> [Task item]: Repeat each entry word for word. Leave any images out of the copy.

> [Recorded information]:
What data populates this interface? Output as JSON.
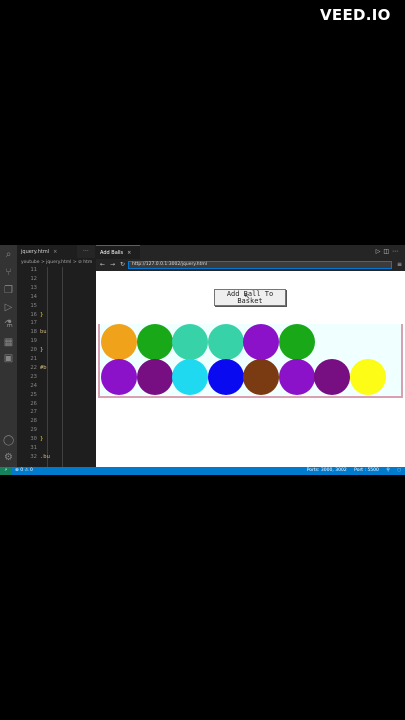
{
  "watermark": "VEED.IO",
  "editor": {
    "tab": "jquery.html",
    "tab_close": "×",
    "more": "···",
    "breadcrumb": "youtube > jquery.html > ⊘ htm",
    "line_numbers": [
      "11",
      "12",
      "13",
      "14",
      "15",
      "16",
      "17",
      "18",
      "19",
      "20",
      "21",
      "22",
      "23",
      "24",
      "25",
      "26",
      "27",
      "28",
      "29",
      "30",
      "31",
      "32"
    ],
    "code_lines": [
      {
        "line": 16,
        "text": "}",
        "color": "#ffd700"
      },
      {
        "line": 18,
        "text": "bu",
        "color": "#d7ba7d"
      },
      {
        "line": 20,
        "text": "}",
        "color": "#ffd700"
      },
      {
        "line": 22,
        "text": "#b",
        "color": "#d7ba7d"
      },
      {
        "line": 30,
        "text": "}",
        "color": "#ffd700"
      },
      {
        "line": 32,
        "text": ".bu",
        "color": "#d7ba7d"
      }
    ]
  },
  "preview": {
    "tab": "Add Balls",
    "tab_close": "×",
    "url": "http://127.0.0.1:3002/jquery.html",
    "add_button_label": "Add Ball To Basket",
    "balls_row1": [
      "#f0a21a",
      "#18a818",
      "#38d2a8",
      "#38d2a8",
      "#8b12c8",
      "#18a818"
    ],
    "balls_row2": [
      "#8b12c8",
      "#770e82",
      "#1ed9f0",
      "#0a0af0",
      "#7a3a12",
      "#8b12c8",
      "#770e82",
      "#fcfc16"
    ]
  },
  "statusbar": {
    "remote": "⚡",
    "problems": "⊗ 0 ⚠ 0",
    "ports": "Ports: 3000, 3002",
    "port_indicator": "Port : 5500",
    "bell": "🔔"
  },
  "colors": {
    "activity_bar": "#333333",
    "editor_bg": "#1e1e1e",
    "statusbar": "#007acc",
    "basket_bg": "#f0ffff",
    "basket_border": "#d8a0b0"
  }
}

> [Output of the task]:
What data populates this interface? Output as JSON.
{
  "watermark": "VEED.IO",
  "editor": {
    "tab": "jquery.html",
    "tab_close": "×",
    "more": "···",
    "breadcrumb": "youtube > jquery.html > ⊘ htm",
    "line_numbers": [
      "11",
      "12",
      "13",
      "14",
      "15",
      "16",
      "17",
      "18",
      "19",
      "20",
      "21",
      "22",
      "23",
      "24",
      "25",
      "26",
      "27",
      "28",
      "29",
      "30",
      "31",
      "32"
    ],
    "code_lines": [
      {
        "line": 16,
        "text": "}",
        "color": "#ffd700"
      },
      {
        "line": 18,
        "text": "bu",
        "color": "#d7ba7d"
      },
      {
        "line": 20,
        "text": "}",
        "color": "#ffd700"
      },
      {
        "line": 22,
        "text": "#b",
        "color": "#d7ba7d"
      },
      {
        "line": 30,
        "text": "}",
        "color": "#ffd700"
      },
      {
        "line": 32,
        "text": ".bu",
        "color": "#d7ba7d"
      }
    ]
  },
  "preview": {
    "tab": "Add Balls",
    "tab_close": "×",
    "url": "http://127.0.0.1:3002/jquery.html",
    "add_button_label": "Add Ball To Basket",
    "balls_row1": [
      "#f0a21a",
      "#18a818",
      "#38d2a8",
      "#38d2a8",
      "#8b12c8",
      "#18a818"
    ],
    "balls_row2": [
      "#8b12c8",
      "#770e82",
      "#1ed9f0",
      "#0a0af0",
      "#7a3a12",
      "#8b12c8",
      "#770e82",
      "#fcfc16"
    ]
  },
  "statusbar": {
    "remote": "⚡",
    "problems": "⊗ 0 ⚠ 0",
    "ports": "Ports: 3000, 3002",
    "port_indicator": "Port : 5500",
    "bell": "🔔"
  },
  "colors": {
    "activity_bar": "#333333",
    "editor_bg": "#1e1e1e",
    "statusbar": "#007acc",
    "basket_bg": "#f0ffff",
    "basket_border": "#d8a0b0"
  }
}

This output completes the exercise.